He will begin speaking and hearing a large vocabulary and he will enjoy varied experiences that allow him to comprehend the words and stories he begins to read. As he listens to rhyming words and songs, he will fine-tune his phonological awareness, so he can begin to hear when sounds are the same and when they are different (e.g. bit/ pit).
He will recognize words he sees in his environment frequently, such as a stop sign, restaurant names, etc., and realize that the shapes of letters can be slightly different but the letter name is the same. You’ll notice as he begins to make sounds for each letter and blend them to together to make words (his introduction to the alphabetic principle). Eventually, he’ll pair together sounds ( “sh,” “ough,” “ing,” etc.) and continue in this stage until he learns phonics, spelling, word definitions, grammar and writing composition.
Studies show that when reading and writing is taught to children starting at birth, their neural pathways develop in different ways. Children who are read to early are more intelligent, have a 32-million-word advantage by kindergarten over children who did not get this exposure, and are less likely to develop learning problems such as dyslexia.
Dr. Richard Gentry, a nationally acclaimed expert on early literacy has recommended a few fun and simple activities, summed up in four easy-to-remember words and the acronym R.E.A.D. – Repetition, Enthusiasm, Attention and Drawing, that parents can do with babies, toddlers and preschoolers to help them develop writers’ brains.
- Repetition. Read the same books over and over for your child until he is “reading” it to you. This repetition allows babies and toddlers to mimic the words and babble sounds that he hears. Read with feeling so your baby has a more positive association with books.
- Enthusiasm. Your child is activating his social, hearing, emotional and language system all at once. When you are enthusiastic, you create an environment that will encourage your child to want to share time reading. The other “E’s” that Dr. Gentry recommends are: enticement, exploration, engagement and explosion.

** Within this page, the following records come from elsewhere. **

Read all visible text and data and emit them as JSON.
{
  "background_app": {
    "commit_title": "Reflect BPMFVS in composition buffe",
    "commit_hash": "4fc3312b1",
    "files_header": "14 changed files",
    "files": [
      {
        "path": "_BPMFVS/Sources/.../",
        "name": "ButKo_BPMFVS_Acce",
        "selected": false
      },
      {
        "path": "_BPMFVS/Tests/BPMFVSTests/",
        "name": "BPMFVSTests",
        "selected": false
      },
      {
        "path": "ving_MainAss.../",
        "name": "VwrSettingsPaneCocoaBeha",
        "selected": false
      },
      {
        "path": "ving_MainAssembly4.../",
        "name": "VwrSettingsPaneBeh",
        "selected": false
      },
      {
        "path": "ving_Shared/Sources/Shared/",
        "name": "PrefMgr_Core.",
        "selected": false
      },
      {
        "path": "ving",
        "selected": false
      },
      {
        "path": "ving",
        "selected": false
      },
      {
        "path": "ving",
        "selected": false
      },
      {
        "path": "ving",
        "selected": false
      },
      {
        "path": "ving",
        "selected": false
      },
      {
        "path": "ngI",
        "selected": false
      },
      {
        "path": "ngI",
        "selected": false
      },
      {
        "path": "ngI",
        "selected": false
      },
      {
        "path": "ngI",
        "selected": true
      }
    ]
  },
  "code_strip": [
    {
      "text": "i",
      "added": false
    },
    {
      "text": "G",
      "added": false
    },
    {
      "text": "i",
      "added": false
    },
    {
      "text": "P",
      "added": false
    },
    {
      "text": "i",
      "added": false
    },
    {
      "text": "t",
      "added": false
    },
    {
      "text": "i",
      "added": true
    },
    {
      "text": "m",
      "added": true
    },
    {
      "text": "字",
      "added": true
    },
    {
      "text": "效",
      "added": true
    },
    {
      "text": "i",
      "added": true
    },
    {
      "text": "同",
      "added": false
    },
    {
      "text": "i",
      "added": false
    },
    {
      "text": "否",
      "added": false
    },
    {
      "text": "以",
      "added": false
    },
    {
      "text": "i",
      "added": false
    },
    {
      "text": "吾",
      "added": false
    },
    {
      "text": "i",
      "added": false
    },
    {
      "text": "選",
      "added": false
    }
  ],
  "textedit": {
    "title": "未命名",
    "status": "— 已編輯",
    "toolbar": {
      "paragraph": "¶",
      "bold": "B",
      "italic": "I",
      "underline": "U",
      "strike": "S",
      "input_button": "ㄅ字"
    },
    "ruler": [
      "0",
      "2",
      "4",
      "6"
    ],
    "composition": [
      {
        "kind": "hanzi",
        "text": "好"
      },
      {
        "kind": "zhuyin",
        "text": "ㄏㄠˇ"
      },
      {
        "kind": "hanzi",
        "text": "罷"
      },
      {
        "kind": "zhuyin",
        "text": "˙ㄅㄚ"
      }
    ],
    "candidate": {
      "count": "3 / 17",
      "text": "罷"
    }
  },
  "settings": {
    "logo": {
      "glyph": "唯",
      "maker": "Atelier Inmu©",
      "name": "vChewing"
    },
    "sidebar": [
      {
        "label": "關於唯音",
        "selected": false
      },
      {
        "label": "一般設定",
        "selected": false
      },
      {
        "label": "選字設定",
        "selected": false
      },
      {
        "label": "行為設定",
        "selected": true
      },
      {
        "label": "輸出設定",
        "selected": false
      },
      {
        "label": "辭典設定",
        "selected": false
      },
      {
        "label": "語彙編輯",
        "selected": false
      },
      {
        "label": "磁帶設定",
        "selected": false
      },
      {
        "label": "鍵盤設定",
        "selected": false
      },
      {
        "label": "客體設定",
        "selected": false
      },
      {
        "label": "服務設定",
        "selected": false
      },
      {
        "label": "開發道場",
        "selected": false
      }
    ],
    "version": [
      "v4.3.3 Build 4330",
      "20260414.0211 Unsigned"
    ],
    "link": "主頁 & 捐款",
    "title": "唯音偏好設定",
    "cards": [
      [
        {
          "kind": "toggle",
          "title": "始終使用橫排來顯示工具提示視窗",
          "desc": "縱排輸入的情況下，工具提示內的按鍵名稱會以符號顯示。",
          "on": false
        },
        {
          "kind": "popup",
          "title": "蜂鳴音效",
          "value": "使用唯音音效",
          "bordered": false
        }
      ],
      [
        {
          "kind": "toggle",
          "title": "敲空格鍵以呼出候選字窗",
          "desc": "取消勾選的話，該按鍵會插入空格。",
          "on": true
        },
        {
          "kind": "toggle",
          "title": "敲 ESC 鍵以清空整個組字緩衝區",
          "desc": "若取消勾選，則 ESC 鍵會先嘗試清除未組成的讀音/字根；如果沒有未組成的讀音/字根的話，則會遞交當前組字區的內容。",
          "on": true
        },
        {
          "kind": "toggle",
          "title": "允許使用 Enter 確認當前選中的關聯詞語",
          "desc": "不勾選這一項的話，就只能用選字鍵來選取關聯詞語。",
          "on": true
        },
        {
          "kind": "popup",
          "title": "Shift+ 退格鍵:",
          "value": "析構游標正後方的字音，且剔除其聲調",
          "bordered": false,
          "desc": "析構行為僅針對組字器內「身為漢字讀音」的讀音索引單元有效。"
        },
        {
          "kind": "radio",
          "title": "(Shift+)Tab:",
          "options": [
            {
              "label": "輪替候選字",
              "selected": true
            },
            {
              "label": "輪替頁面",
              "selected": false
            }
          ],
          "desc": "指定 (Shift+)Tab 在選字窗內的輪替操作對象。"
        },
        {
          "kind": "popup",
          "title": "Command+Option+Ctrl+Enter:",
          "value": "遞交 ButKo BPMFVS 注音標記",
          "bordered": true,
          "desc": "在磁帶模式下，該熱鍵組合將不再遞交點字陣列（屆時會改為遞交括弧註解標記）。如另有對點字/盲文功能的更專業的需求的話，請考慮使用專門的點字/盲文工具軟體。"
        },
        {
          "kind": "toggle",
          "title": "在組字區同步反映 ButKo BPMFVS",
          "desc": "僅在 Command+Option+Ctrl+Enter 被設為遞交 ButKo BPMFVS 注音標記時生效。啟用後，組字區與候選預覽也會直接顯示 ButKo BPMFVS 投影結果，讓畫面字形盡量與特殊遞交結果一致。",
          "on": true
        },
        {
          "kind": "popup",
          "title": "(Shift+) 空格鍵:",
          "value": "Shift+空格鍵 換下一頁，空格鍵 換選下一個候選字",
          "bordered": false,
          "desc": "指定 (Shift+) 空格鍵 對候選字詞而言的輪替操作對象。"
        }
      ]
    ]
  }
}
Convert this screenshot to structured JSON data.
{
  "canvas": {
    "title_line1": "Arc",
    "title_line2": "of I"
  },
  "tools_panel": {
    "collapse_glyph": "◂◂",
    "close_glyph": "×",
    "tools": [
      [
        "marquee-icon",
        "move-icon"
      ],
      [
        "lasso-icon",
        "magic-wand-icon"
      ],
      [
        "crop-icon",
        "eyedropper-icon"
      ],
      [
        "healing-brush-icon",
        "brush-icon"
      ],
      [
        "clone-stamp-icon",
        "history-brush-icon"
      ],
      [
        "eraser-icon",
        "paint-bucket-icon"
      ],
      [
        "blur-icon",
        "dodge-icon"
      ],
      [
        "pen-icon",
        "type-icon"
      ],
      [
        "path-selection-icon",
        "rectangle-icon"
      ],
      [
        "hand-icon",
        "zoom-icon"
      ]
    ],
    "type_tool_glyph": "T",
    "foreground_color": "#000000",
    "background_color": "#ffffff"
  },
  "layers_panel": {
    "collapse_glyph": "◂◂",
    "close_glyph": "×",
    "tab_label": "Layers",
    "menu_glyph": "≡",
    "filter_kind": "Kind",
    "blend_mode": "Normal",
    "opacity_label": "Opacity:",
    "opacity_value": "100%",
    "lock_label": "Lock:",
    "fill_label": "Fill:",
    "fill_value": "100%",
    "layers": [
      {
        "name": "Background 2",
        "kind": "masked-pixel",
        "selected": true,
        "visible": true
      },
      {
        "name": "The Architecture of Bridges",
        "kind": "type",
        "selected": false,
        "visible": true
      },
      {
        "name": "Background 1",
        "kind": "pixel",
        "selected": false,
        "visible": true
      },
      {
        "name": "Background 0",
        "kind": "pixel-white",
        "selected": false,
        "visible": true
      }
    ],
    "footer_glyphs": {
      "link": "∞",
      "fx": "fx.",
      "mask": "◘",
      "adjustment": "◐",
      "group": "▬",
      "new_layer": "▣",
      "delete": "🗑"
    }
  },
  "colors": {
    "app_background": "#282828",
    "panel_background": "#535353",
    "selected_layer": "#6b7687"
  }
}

By enticing your child with fun reading activities, exploring new books, and engaging her in the process, her vocabulary, knowledge and love of learning will explode.
- Attention. By switching off between attention to sounds, meaning, rhythm or musicality of language, expression, feelings, letter naming and letter formation, you focus a child’s attention to the many different aspects of language, reading, writing or spelling. The key is to do a variety of targeted reading and writing activities with your child that are appropriate and fun for his phase of development.
- Drawing. Your child might be ready to scribble on paper long before you think she’s able. Early scribbling is the precursor to early writing. With early marking and scribbling, she is showing an internal desire to communicate, joy in expressing ideas, and the urge to make meaning. Experts agree that drawing almost always opens the gate to early literacy.
So enjoy this activity with your child at bedtime, at the beach, on the porch swing or cuddled up in a warm blanket in the corner of the sofa.
Learn more about reading and language development in My Baby Compass, Four to Seven to prepare your child for academic success.
– Kathy Gruhn, MA CCC-SLP, author of My Baby Compass series